With Michelangelo Antonioni’s death last week, I started thinking again about something that’s been puzzling me off and on for years: is the first half of Antonioni’s L’Eclisse (Eclipse) an intentional hommage to Marcel L’Herbier‘s 1928 silent masterpiece L’Argent? The best argument against the idea is that nobody’s ever really argued for it—not to my knowledge, at any rate. But consider the circumstantial clues:
Gods of finance. Stock-exchange business figures prominently in both films, as mounting impressionist frenzy in L’Argent, as controlled, clinical dissection in L’Eclisse. Since life on the trading floor has never been a popular motif in films, its doppelganger appearance in these two, not to mention an equivalent intensity of focus, seems more than coincidental.
Third world exotica. Black colonial Africa’s the locus of European mystery in L’Eclisse, with Monica Vitti and friends cavorting in impromptu tribal mascara and whatnot; in L’Argent it’s the jungles of South America, where the capitalist pilot hero whacks his way through virgin foliage in search of petroleum bonanzas. Wherever Europe isn’t, there be promises of salvation … all of which comes with a laser-eyed deconstructive edge.
Flight patterns. L’Eclisse has its landing strip in Verona, L’Argent the aerodrome in the jungle. What seems daringly avant in 1928 becomes considerably less so by ’61, so the question arises of why Antonioni inserts this aviation diversion in the first place? Not that any linear explanation’s needed—it’s Antonioni after all—but the notion of hommage makes the whole thing seem less arbitrary.
Which is all fine speculation, but where’s the smoking gun of personal connection? Unfortunately, there isn’t one, aside from my vague memory of having read years ago that Antonioni worked as an “assistant” on L’Herbier’s 1942 occupation fantasy La Nuit Fantastique, a phantom reference I haven’t been able to track down since. What we do know, though, is that Antonioni was working on Les Visiteurs du Soir with Marcel Carné in Paris at approximately the same time that Nuit Fantastique was in production there. So supposing some kind of creative affiliation doesn’t seem that far-fetched. Not to mention that at least one L’Herbier enthusiast finds anticipations of L’Avventura in the tracking shots of Nuit …
But hommage or not, what difference does it actually make?
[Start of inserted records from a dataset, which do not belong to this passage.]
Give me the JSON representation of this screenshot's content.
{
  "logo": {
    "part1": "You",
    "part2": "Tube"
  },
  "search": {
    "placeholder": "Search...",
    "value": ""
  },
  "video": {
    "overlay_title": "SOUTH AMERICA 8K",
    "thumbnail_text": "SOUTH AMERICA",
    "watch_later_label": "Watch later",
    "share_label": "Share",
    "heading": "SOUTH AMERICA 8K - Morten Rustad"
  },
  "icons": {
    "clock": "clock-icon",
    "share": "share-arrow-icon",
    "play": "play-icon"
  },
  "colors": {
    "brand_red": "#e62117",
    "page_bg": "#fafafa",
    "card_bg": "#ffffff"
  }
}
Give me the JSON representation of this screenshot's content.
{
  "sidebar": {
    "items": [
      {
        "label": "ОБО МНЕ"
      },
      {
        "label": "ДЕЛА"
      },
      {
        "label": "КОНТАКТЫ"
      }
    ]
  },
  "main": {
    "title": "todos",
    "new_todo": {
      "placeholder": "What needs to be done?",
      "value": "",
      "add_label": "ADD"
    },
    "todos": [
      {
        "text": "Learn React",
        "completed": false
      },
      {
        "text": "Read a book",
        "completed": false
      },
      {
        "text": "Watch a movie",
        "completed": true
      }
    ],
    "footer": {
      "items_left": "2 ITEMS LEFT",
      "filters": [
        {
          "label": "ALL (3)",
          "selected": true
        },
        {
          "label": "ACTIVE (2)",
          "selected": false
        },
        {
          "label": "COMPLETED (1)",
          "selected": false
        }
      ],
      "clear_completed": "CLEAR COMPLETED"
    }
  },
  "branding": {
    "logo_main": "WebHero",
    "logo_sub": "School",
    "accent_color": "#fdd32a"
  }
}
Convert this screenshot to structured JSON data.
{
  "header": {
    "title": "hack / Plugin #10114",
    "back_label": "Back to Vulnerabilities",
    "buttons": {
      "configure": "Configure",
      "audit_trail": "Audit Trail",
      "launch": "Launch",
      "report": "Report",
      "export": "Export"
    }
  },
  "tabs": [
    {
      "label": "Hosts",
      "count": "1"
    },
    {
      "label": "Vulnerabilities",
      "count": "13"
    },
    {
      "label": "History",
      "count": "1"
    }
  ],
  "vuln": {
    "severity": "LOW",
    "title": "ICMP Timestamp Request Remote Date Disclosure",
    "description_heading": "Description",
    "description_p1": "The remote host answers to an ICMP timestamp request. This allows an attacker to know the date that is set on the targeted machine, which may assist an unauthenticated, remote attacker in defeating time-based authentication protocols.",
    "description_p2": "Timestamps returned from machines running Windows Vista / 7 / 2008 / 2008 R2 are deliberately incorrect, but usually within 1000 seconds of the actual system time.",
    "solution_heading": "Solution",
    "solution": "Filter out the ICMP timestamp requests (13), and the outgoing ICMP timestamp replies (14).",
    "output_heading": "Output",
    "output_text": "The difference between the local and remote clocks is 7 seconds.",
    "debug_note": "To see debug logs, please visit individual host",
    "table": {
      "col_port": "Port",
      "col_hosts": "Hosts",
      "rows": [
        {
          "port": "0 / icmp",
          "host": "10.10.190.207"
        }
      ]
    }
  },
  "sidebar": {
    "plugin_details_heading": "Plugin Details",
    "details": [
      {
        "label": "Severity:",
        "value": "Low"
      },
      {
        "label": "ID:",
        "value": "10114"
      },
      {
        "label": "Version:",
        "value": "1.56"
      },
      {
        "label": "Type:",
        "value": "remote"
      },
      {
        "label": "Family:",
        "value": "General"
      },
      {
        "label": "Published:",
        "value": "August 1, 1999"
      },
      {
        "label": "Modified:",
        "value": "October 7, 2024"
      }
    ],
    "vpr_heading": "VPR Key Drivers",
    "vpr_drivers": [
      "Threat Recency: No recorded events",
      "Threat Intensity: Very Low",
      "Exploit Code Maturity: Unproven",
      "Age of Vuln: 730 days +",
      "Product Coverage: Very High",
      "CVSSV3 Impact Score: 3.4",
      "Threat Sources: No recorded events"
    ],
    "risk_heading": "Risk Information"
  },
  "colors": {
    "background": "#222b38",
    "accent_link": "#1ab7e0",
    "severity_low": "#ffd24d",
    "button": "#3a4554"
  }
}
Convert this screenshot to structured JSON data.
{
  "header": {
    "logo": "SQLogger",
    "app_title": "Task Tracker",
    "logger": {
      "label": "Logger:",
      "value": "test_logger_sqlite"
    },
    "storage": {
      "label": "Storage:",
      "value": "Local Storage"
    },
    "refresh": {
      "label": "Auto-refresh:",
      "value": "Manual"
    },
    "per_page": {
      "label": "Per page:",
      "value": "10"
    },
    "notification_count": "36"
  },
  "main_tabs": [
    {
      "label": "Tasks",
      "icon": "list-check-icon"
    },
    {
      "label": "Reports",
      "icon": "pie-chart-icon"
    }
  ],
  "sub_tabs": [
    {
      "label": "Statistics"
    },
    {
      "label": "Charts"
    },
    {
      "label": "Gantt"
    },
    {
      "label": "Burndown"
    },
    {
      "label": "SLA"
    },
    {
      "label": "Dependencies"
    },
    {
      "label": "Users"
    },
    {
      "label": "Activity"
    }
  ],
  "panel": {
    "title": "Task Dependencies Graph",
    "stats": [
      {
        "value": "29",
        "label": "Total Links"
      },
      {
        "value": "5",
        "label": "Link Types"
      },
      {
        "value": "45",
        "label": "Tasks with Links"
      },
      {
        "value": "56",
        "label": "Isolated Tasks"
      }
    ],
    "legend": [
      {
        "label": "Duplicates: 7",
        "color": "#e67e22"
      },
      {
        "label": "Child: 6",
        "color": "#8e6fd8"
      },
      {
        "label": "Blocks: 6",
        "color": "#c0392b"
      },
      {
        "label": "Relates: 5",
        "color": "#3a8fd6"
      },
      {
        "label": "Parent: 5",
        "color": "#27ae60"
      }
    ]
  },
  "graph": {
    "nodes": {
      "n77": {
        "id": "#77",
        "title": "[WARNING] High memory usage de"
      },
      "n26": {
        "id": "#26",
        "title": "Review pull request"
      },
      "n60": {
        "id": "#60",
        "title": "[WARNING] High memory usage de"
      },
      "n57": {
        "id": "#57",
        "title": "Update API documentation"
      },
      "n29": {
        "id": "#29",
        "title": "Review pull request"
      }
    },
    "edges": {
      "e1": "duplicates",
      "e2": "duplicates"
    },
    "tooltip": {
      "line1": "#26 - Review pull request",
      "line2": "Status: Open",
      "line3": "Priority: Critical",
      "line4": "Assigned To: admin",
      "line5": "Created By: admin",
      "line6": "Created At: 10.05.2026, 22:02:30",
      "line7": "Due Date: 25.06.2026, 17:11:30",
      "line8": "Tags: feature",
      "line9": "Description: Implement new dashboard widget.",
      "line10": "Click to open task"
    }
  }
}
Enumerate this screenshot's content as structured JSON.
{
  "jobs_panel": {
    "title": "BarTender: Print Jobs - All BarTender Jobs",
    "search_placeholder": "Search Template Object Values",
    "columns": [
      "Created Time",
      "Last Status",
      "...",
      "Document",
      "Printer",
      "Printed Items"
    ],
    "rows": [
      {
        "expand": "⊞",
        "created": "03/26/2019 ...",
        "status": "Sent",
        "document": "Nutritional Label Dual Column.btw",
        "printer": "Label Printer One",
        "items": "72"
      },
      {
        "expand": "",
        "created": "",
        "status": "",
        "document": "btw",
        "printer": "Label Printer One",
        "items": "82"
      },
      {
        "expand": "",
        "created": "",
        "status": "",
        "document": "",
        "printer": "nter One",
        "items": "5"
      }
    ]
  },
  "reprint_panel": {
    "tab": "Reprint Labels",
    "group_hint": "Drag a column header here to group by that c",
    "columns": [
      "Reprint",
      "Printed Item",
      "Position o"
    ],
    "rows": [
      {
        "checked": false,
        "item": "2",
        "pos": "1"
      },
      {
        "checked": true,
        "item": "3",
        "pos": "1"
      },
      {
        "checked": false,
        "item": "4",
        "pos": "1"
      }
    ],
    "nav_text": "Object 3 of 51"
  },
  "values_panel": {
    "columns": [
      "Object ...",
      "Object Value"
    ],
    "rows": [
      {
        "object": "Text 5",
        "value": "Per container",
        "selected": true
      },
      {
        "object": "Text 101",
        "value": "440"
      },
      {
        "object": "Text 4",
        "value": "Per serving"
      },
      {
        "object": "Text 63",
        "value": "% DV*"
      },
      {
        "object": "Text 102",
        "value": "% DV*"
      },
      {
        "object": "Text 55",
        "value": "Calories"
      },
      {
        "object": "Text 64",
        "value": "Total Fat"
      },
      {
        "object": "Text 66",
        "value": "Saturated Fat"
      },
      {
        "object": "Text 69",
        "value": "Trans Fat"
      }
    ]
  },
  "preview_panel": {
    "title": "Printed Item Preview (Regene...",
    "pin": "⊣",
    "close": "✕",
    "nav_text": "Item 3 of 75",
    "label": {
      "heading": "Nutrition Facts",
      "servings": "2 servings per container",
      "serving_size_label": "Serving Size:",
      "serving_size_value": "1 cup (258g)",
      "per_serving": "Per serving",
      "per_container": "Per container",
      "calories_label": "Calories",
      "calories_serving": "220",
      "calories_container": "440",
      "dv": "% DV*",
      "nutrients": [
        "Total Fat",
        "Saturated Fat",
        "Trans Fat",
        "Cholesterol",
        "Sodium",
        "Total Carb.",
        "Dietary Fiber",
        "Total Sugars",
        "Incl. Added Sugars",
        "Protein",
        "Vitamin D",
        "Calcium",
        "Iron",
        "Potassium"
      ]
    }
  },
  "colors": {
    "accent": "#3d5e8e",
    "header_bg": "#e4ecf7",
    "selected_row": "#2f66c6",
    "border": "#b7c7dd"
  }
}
L’Eclisse would probably still rank among my all-time top-ten films whichever way you slice it. Which—maybe more surprisingly—goes for L’Herbier’s L’Argent as well!